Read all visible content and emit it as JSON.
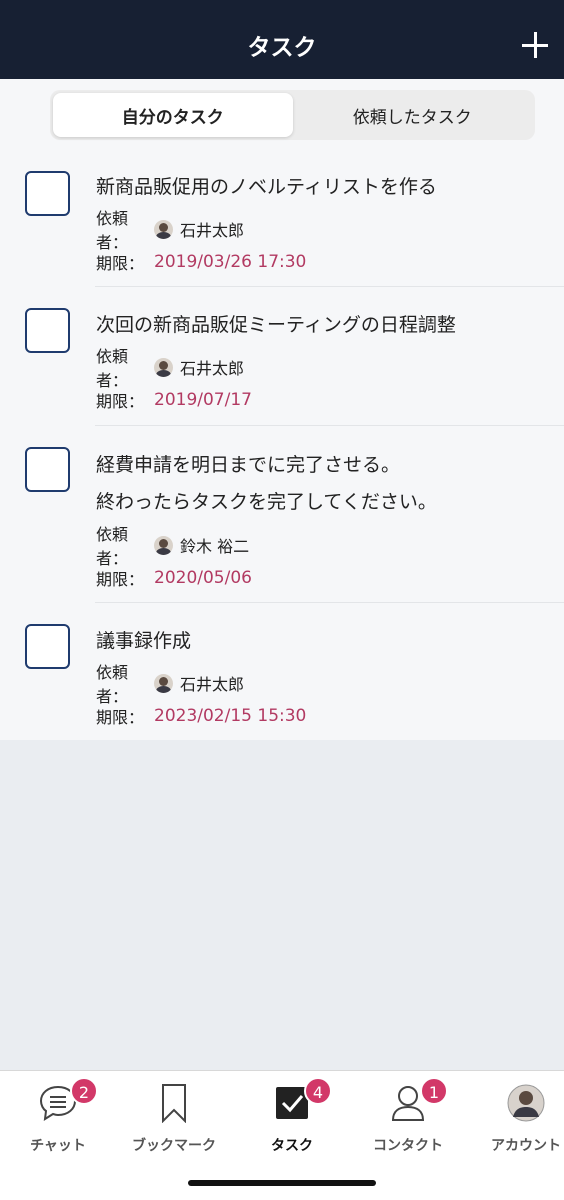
{
  "header": {
    "title": "タスク"
  },
  "segments": {
    "mine": "自分のタスク",
    "requested": "依頼したタスク"
  },
  "labels": {
    "requester": "依頼者：",
    "due": "期限："
  },
  "tasks": [
    {
      "title": "新商品販促用のノベルティリストを作る",
      "requester": "石井太郎",
      "due": "2019/03/26 17:30"
    },
    {
      "title": "次回の新商品販促ミーティングの日程調整",
      "requester": "石井太郎",
      "due": "2019/07/17"
    },
    {
      "title": "経費申請を明日までに完了させる。\n終わったらタスクを完了してください。",
      "requester": "鈴木 裕二",
      "due": "2020/05/06"
    },
    {
      "title": "議事録作成",
      "requester": "石井太郎",
      "due": "2023/02/15 15:30"
    }
  ],
  "tabbar": {
    "chat": {
      "label": "チャット",
      "badge": "2"
    },
    "bookmark": {
      "label": "ブックマーク"
    },
    "task": {
      "label": "タスク",
      "badge": "4"
    },
    "contact": {
      "label": "コンタクト",
      "badge": "1"
    },
    "account": {
      "label": "アカウント"
    }
  },
  "colors": {
    "header_bg": "#172033",
    "due": "#b23a62",
    "badge": "#d23868",
    "checkbox_border": "#1f3b6e"
  }
}
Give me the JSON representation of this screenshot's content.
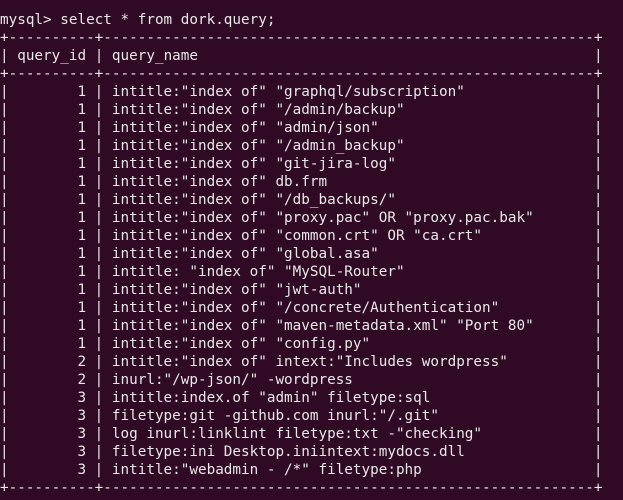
{
  "terminal": {
    "prompt": "mysql> ",
    "command": "select * from dork.query;",
    "border_line": "+----------+---------------------------------------------------------+",
    "header": {
      "col1": "query_id",
      "col2": "query_name"
    },
    "rows": [
      {
        "query_id": "1",
        "query_name": "intitle:\"index of\" \"graphql/subscription\""
      },
      {
        "query_id": "1",
        "query_name": "intitle:\"index of\" \"/admin/backup\""
      },
      {
        "query_id": "1",
        "query_name": "intitle:\"index of\" \"admin/json\""
      },
      {
        "query_id": "1",
        "query_name": "intitle:\"index of\" \"/admin_backup\""
      },
      {
        "query_id": "1",
        "query_name": "intitle:\"index of\" \"git-jira-log\""
      },
      {
        "query_id": "1",
        "query_name": "intitle:\"index of\" db.frm"
      },
      {
        "query_id": "1",
        "query_name": "intitle:\"index of\" \"/db_backups/\""
      },
      {
        "query_id": "1",
        "query_name": "intitle:\"index of\" \"proxy.pac\" OR \"proxy.pac.bak\""
      },
      {
        "query_id": "1",
        "query_name": "intitle:\"index of\" \"common.crt\" OR \"ca.crt\""
      },
      {
        "query_id": "1",
        "query_name": "intitle:\"index of\" \"global.asa\""
      },
      {
        "query_id": "1",
        "query_name": "intitle: \"index of\" \"MySQL-Router\""
      },
      {
        "query_id": "1",
        "query_name": "intitle:\"index of\" \"jwt-auth\""
      },
      {
        "query_id": "1",
        "query_name": "intitle:\"index of\" \"/concrete/Authentication\""
      },
      {
        "query_id": "1",
        "query_name": "intitle:\"index of\" \"maven-metadata.xml\" \"Port 80\""
      },
      {
        "query_id": "1",
        "query_name": "intitle:\"index of\" \"config.py\""
      },
      {
        "query_id": "2",
        "query_name": "intitle:\"index of\" intext:\"Includes wordpress\""
      },
      {
        "query_id": "2",
        "query_name": "inurl:\"/wp-json/\" -wordpress"
      },
      {
        "query_id": "3",
        "query_name": "intitle:index.of \"admin\" filetype:sql"
      },
      {
        "query_id": "3",
        "query_name": "filetype:git -github.com inurl:\"/.git\""
      },
      {
        "query_id": "3",
        "query_name": "log inurl:linklint filetype:txt -\"checking\""
      },
      {
        "query_id": "3",
        "query_name": "filetype:ini Desktop.iniintext:mydocs.dll"
      },
      {
        "query_id": "3",
        "query_name": "intitle:\"webadmin - /*\" filetype:php"
      }
    ]
  },
  "colors": {
    "background": "#300a24",
    "text": "#e8e8e8"
  }
}
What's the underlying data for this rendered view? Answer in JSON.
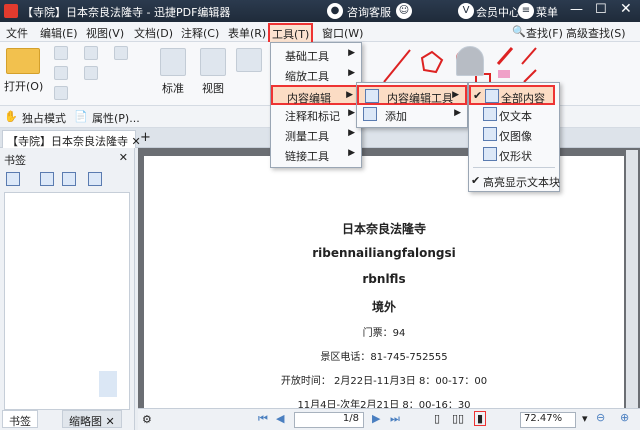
{
  "titlebar": {
    "title": "【寺院】日本奈良法隆寺 - 迅捷PDF编辑器",
    "consult": "咨询客服",
    "member": "会员中心",
    "menu": "菜单"
  },
  "menubar": {
    "items": [
      "文件",
      "编辑(E)",
      "视图(V)",
      "文档(D)",
      "注释(C)",
      "表单(R)",
      "工具(T)",
      "窗口(W)"
    ],
    "find": "查找(F)",
    "advanced_find": "高级查找(S)"
  },
  "ribbon": {
    "open": "打开(O)",
    "standard": "标准",
    "view": "视图"
  },
  "quickbar": {
    "exclusive": "独占模式",
    "properties": "属性(P)..."
  },
  "tabs": {
    "doc": "【寺院】日本奈良法隆寺"
  },
  "sidebar": {
    "title": "书签",
    "tab_bookmark": "书签",
    "tab_thumb": "缩略图"
  },
  "tools_menu": {
    "items": [
      "基础工具",
      "缩放工具",
      "内容编辑",
      "注释和标记",
      "测量工具",
      "链接工具"
    ]
  },
  "content_menu": {
    "items": [
      "内容编辑工具",
      "添加"
    ]
  },
  "editor_menu": {
    "items": [
      "全部内容",
      "仅文本",
      "仅图像",
      "仅形状",
      "高亮显示文本块"
    ]
  },
  "page": {
    "lines": [
      "日本奈良法隆寺",
      "ribennailiangfalongsi",
      "rbnlfls",
      "境外",
      "门票：94",
      "景区电话：81-745-752555",
      "开放时间： 2月22日-11月3日 8：00-17：00",
      "11月4日-次年2月21日 8：00-16：30"
    ]
  },
  "status": {
    "page": "1/8",
    "zoom": "72.47%"
  }
}
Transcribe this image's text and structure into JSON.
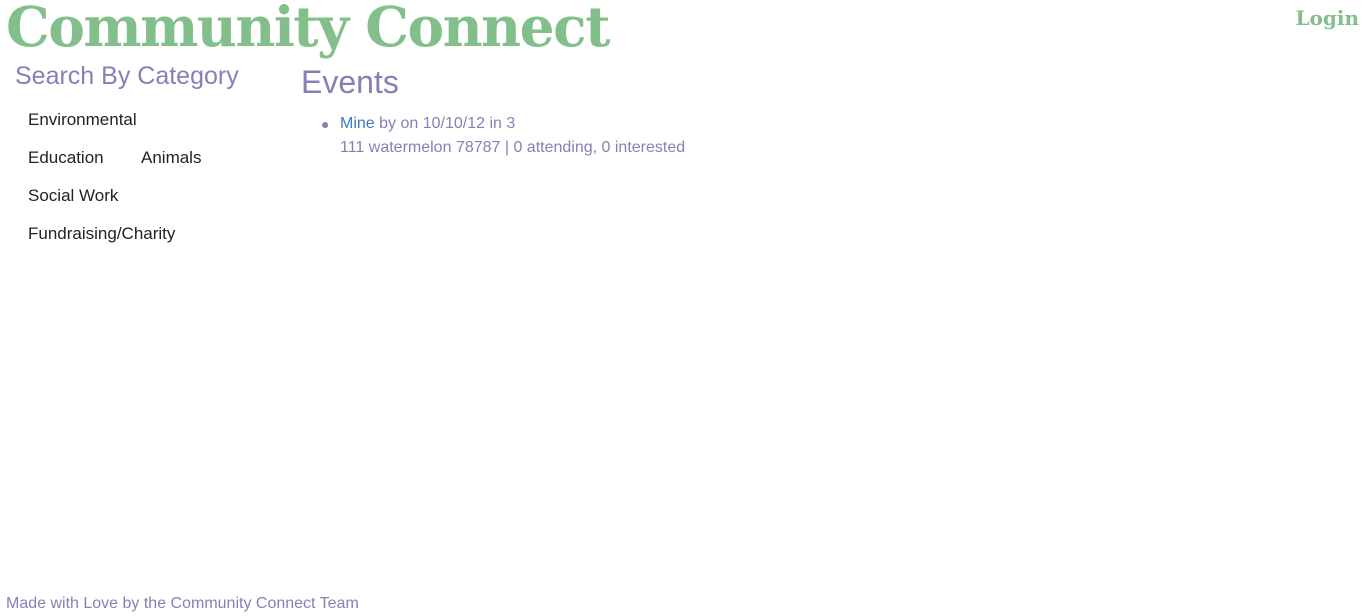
{
  "header": {
    "brand": "Community Connect",
    "login_label": "Login"
  },
  "sidebar": {
    "title": "Search By Category",
    "categories": [
      "Environmental",
      "Education",
      "Animals",
      "Social Work",
      "Fundraising/Charity"
    ]
  },
  "main": {
    "title": "Events",
    "events": [
      {
        "name": "Mine",
        "meta": " by on 10/10/12 in 3",
        "address_line": "111 watermelon 78787 | 0 attending, 0 interested"
      }
    ]
  },
  "footer": {
    "text": "Made with Love by the Community Connect Team"
  },
  "colors": {
    "brand_green": "#83bf8a",
    "accent_purple": "#8580b6",
    "link_blue": "#3b7bc4"
  }
}
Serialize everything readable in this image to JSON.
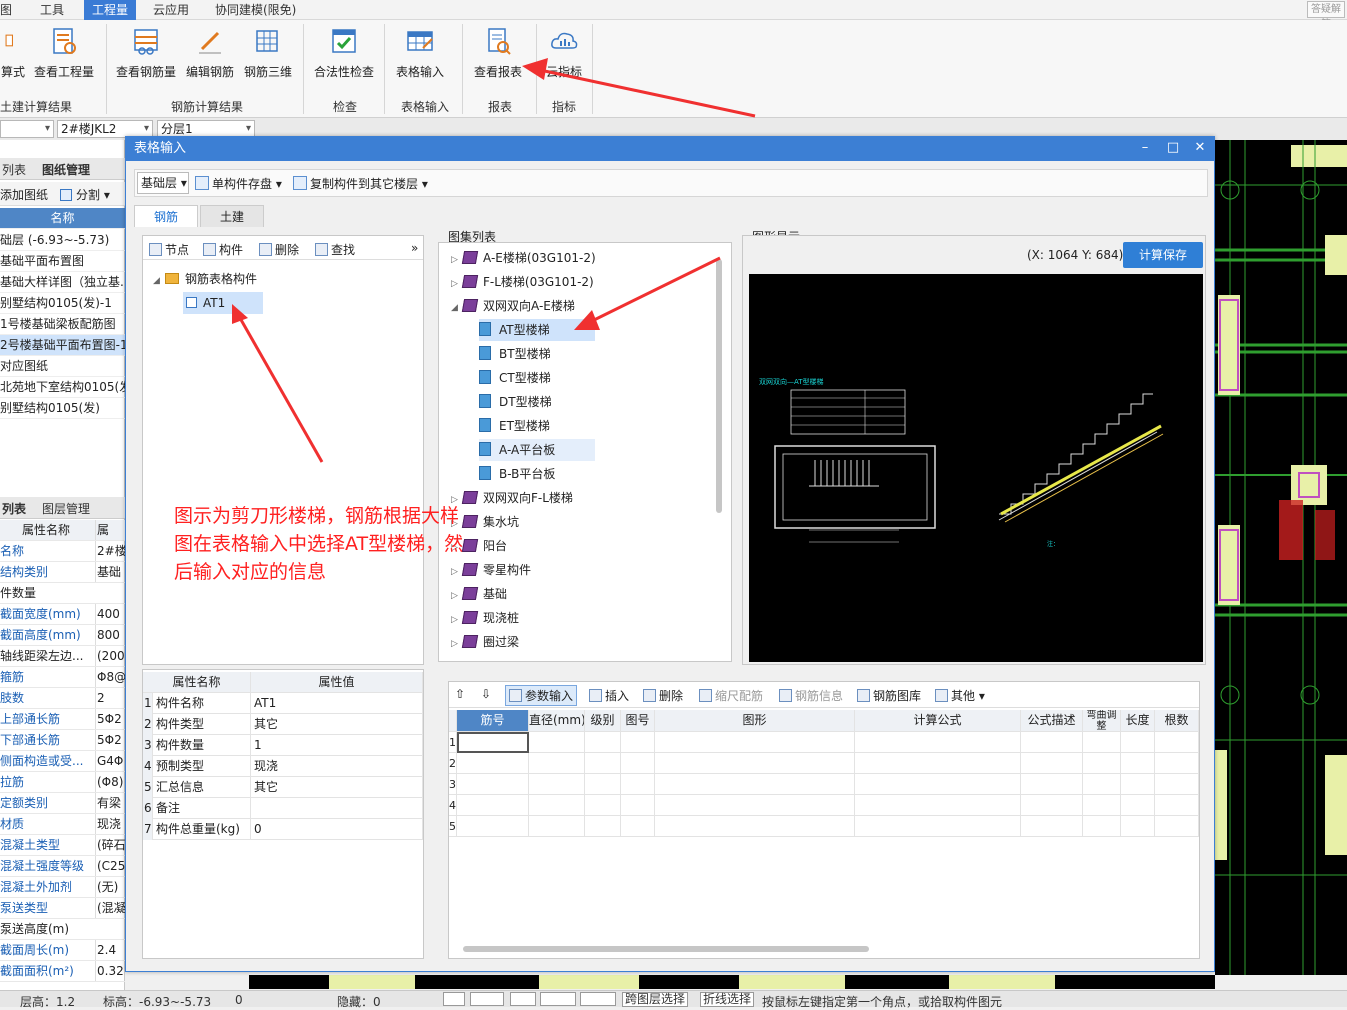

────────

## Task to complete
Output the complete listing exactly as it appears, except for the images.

## Task answer
Read all visible content and emit it as JSON.
{
  "header": {
    "title": "タスク"
  },
  "segments": {
    "mine": "自分のタスク",
    "requested": "依頼したタスク"
  },
  "labels": {
    "requester": "依頼者：",
    "due": "期限："
  },
  "tasks": [
    {
      "title": "新商品販促用のノベルティリストを作る",
      "requester": "石井太郎",
      "due": "2019/03/26 17:30"
    },
    {
      "title": "次回の新商品販促ミーティングの日程調整",
      "requester": "石井太郎",
      "due": "2019/07/17"
    },
    {
      "title": "経費申請を明日までに完了させる。\n終わったらタスクを完了してください。",
      "requester": "鈴木 裕二",
      "due": "2020/05/06"
    },
    {
      "title": "議事録作成",
      "requester": "石井太郎",
      "due": "2023/02/15 15:30"
    }
  ],
  "tabbar": {
    "chat": {
      "label": "チャット",
      "badge": "2"
    },
    "bookmark": {
      "label": "ブックマーク"
    },
    "task": {
      "label": "タスク",
      "badge": "4"
    },
    "contact": {
      "label": "コンタクト",
      "badge": "1"
    },
    "account": {
      "label": "アカウント"
    }
  },
  "colors": {
    "header_bg": "#172033",
    "due": "#b23a62",
    "badge": "#d23868",
    "checkbox_border": "#1f3b6e"
  }
}
Give me the JSON representation of this screenshot's content.
{
  "terminal": {
    "prompt": "mysql> ",
    "command": "select * from dork.query;",
    "border_line": "+----------+---------------------------------------------------------+",
    "header": {
      "col1": "query_id",
      "col2": "query_name"
    },
    "rows": [
      {
        "query_id": "1",
        "query_name": "intitle:\"index of\" \"graphql/subscription\""
      },
      {
        "query_id": "1",
        "query_name": "intitle:\"index of\" \"/admin/backup\""
      },
      {
        "query_id": "1",
        "query_name": "intitle:\"index of\" \"admin/json\""
      },
      {
        "query_id": "1",
        "query_name": "intitle:\"index of\" \"/admin_backup\""
      },
      {
        "query_id": "1",
        "query_name": "intitle:\"index of\" \"git-jira-log\""
      },
      {
        "query_id": "1",
        "query_name": "intitle:\"index of\" db.frm"
      },
      {
        "query_id": "1",
        "query_name": "intitle:\"index of\" \"/db_backups/\""
      },
      {
        "query_id": "1",
        "query_name": "intitle:\"index of\" \"proxy.pac\" OR \"proxy.pac.bak\""
      },
      {
        "query_id": "1",
        "query_name": "intitle:\"index of\" \"common.crt\" OR \"ca.crt\""
      },
      {
        "query_id": "1",
        "query_name": "intitle:\"index of\" \"global.asa\""
      },
      {
        "query_id": "1",
        "query_name": "intitle: \"index of\" \"MySQL-Router\""
      },
      {
        "query_id": "1",
        "query_name": "intitle:\"index of\" \"jwt-auth\""
      },
      {
        "query_id": "1",
        "query_name": "intitle:\"index of\" \"/concrete/Authentication\""
      },
      {
        "query_id": "1",
        "query_name": "intitle:\"index of\" \"maven-metadata.xml\" \"Port 80\""
      },
      {
        "query_id": "1",
        "query_name": "intitle:\"index of\" \"config.py\""
      },
      {
        "query_id": "2",
        "query_name": "intitle:\"index of\" intext:\"Includes wordpress\""
      },
      {
        "query_id": "2",
        "query_name": "inurl:\"/wp-json/\" -wordpress"
      },
      {
        "query_id": "3",
        "query_name": "intitle:index.of \"admin\" filetype:sql"
      },
      {
        "query_id": "3",
        "query_name": "filetype:git -github.com inurl:\"/.git\""
      },
      {
        "query_id": "3",
        "query_name": "log inurl:linklint filetype:txt -\"checking\""
      },
      {
        "query_id": "3",
        "query_name": "filetype:ini Desktop.iniintext:mydocs.dll"
      },
      {
        "query_id": "3",
        "query_name": "intitle:\"webadmin - /*\" filetype:php"
      }
    ]
  },
  "colors": {
    "background": "#300a24",
    "text": "#e8e8e8"
  }
}
What's the underlying data for this rendered view? Answer in JSON.
{
  "titlebar": {
    "title": "【寺院】日本奈良法隆寺 - 迅捷PDF编辑器",
    "consult": "咨询客服",
    "member": "会员中心",
    "menu": "菜单"
  },
  "menubar": {
    "items": [
      "文件",
      "编辑(E)",
      "视图(V)",
      "文档(D)",
      "注释(C)",
      "表单(R)",
      "工具(T)",
      "窗口(W)"
    ],
    "find": "查找(F)",
    "advanced_find": "高级查找(S)"
  },
  "ribbon": {
    "open": "打开(O)",
    "standard": "标准",
    "view": "视图"
  },
  "quickbar": {
    "exclusive": "独占模式",
    "properties": "属性(P)..."
  },
  "tabs": {
    "doc": "【寺院】日本奈良法隆寺"
  },
  "sidebar": {
    "title": "书签",
    "tab_bookmark": "书签",
    "tab_thumb": "缩略图"
  },
  "tools_menu": {
    "items": [
      "基础工具",
      "缩放工具",
      "内容编辑",
      "注释和标记",
      "测量工具",
      "链接工具"
    ]
  },
  "content_menu": {
    "items": [
      "内容编辑工具",
      "添加"
    ]
  },
  "editor_menu": {
    "items": [
      "全部内容",
      "仅文本",
      "仅图像",
      "仅形状",
      "高亮显示文本块"
    ]
  },
  "page": {
    "lines": [
      "日本奈良法隆寺",
      "ribennailiangfalongsi",
      "rbnlfls",
      "境外",
      "门票：94",
      "景区电话：81-745-752555",
      "开放时间： 2月22日-11月3日 8：00-17：00",
      "11月4日-次年2月21日 8：00-16：30"
    ]
  },
  "status": {
    "page": "1/8",
    "zoom": "72.47%"
  }
}
Transcribe this image's text and structure into JSON.
{
  "header": {
    "brand": "Community Connect",
    "login_label": "Login"
  },
  "sidebar": {
    "title": "Search By Category",
    "categories": [
      "Environmental",
      "Education",
      "Animals",
      "Social Work",
      "Fundraising/Charity"
    ]
  },
  "main": {
    "title": "Events",
    "events": [
      {
        "name": "Mine",
        "meta": " by on 10/10/12 in 3",
        "address_line": "111 watermelon 78787 | 0 attending, 0 interested"
      }
    ]
  },
  "footer": {
    "text": "Made with Love by the Community Connect Team"
  },
  "colors": {
    "brand_green": "#83bf8a",
    "accent_purple": "#8580b6",
    "link_blue": "#3b7bc4"
  }
}
Serialize everything readable in this image to JSON.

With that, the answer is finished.